Sunday, May 2, 2010

Random Shots: Working Within The Story

  • I don't always put a lot of thought into the characters I play in most video games. Most games are so linear that there does not seem to be much point in creating a story that's going to be contradicted within five minutes. But I'm glad there are other people who still bother.

  • One excellent example is Blue Kae's recent biography of his Champions Online superhero, Silver Hunter. Between the bio and the story of how his character evolved of City of Heroes to Champions, he demonstrates the right way to weave your character into a game's story.

  • The wrong way? I remember listening to an episode of The Instance where Randy Jordan was complaining about the Death Knight starter zone. That zone is widely hailed as one of the best stories in any MMO available. Randy's complain was that, because his character's story was that he was rebelling against the Lich King, he refused to do anything for him. Since he would not even talk to him, he literally could not do anything. His role-playing choice broke his enjoyment of the game. What makes this sad is that the death knight storyline is even better than the story he was trying to force. If he had just played along, he would have ended up it the same place but with greater depth for his character.

  • It's the same thing I wrote about when I was playing Dragon Age: Origins. You can easily sabotage the game if you aren't willing to work along with the story you are offered. The game can only bend so much. We, as human beings, have much more capacity for flexibility. But even in the most constraining game, our flexibility can allow to find a story we want to tell.

  • So be like Blue Kae. Find your story and build on that. Don't try to hammer one where it doesn't belong.

© 2010 Marty Runyon. All rights reserved.


  1. With rpg's like Dragon Age, Fallout and Neverwinter my characters origin or background begins at character creation. I then try to fit that within the story of the game. So as I progress through the game the decisions and actions that I take are based on the background that I thought up earlier.

  2. It's ironic that you happened to pick Dragon Age as the second example. One of the reasons I stopped playing and haven't gone back was that I wasn't happy with how the story was going. I bought into the hype too much about how open and flexible the game was. When I went through as a human noble and an elf mage, I kept running into decision points where all three options were basically the same. Just killed my interest, although I do intend to go back and finish at least one play through.

    Appreciate the kind words though, all the feedback I've gotten has motivated me to work on the Blue Ram's backstory.

  3. @ Jayedub - I'm right there with you. Half the fun of RPGs is making decisions as the character and discovering more about them through the decisions they (I) make.

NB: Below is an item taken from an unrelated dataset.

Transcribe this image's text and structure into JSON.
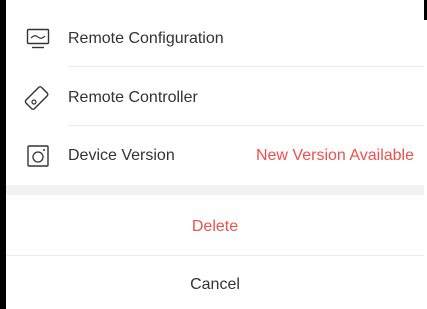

    @ Blue Kae - Yeah, I have plenty of complaints about DA:O. There is a reason I haven't bought the expansion.

    I'm looking forward to more character tales from you.

  4. I very much enjoyed Blue Kae's write up for his character too!

    Personally, I can go both ways. I have a tendency to make up stories for my MMO characters too, but at the same time, I adored Dragon Age and didn't have a problem at all with letting the game's story take me wherever it wanted to go.

    Oh man, you have a great blog, btw. I think I've seen your comments on Blue's posts but I don't know why I've never checked out Bullet Points before now. Keep it up.

  5. @ mmogamerchick - Thank you for the gracious words.

    Like many things, I think having the right frame of mind for a game goes a long way. There have been plenty of things I didn't enjoy because I was not in the right mental place to do so.